Further, Barrett lamented the propensity of mainstream media outlets to portray rulings handed down by the high court in an overly political light and their failure to articulate the deliberative mechanisms at work in rendering them, emphasizing that “judicial philosophies are not the same as political parties.”
Barrett continued, pointing out the flaws inherent in much of the media’s coverage of the high court, noting that “to say the court’s reasoning is flawed is different from saying the court is acting in a partisan manner.”
As the Louisville Courier Journal reported, Barrett told her listeners, “My goal today is to convince you that this court is not comprised of a bunch of partisan hacks,” insisting, “Sometimes I don’t like the results of my decisions. But it’s not my job to decide cases based on the outcome I want,” pushing back against those – especially on the left – who argue that recent decisions such one permitting strict Texas abortion restrictions to stand are due to political biases and nothing more.
Interestingly, Barrett was not the only member of the high court to speak out publicly about the problem of perceived partisanship on the bench, with liberal Justice Stephen Breyer appearing on Fox News Sunday to provide words of caution to those on the left who want to re-shape the court to further their political aims, as The Hill noted.
The octogenarian jurist – who has been the target of progressive activists demanding he step down while President Joe Biden can nominate his replacement – took the opportunity to warn against the court-packing initiatives that have gained increased attention from far-left advocacy groups.
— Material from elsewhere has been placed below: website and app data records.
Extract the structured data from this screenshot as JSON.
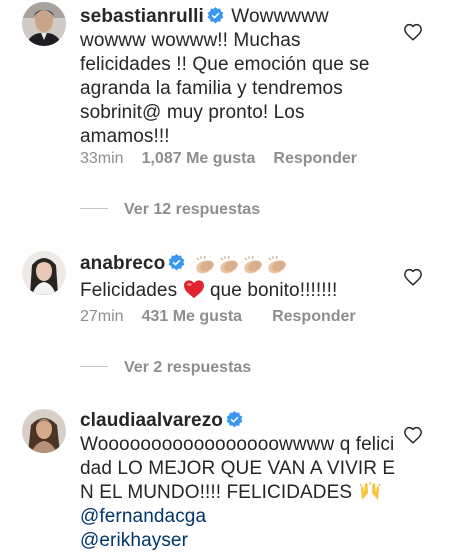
{
  "comments": [
    {
      "username": "sebastianrulli",
      "text": "Wowwwww wowww wowww!! Muchas felicidades !! Que emoción que se agranda la familia y tendremos sobrinit@ muy pronto! Los amamos!!!",
      "time": "33min",
      "likes": "1,087 Me gusta",
      "reply_label": "Responder",
      "view_replies": "Ver 12 respuestas"
    },
    {
      "username": "anabreco",
      "text_before": "Felicidades ",
      "text_after": " que bonito!!!!!!!",
      "time": "27min",
      "likes": "431 Me gusta",
      "reply_label": "Responder",
      "view_replies": "Ver 2 respuestas"
    },
    {
      "username": "claudiaalvarezo",
      "text": "Wooooooooooooooooowwww q felicidad LO MEJOR QUE VAN A VIVIR EN EL MUNDO!!!! FELICIDADES",
      "mention_1": "@fernandacga",
      "mention_2": "@erikhayser"
    }
  ],
  "icons": {
    "verified": "verified-badge-icon",
    "like": "heart-outline-icon",
    "clap": "clapping-hands-emoji",
    "red_heart": "red-heart-emoji",
    "raised_hands": "raised-hands-emoji"
  },
  "colors": {
    "text": "#262626",
    "meta": "#8e8e8e",
    "verified": "#3897f0",
    "mention": "#003569"
  }
}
“What goes around comes around. And if the Democrats can do it, the Republicans can do it,” Breyer cautioned regarding the cynical push to add seats to the high court in order to negate the 6-3 conservative majority currently in place.
Earlier this year, Breyer also expressed his own skepticism about packing the court to achieve ideological ends, saying “It is wrong to think of the Court as another political institution…and it is doubly wrong to think of its members as junior league politicians,” a sentiment with which his newest colleague at the Supreme Court would surely agree.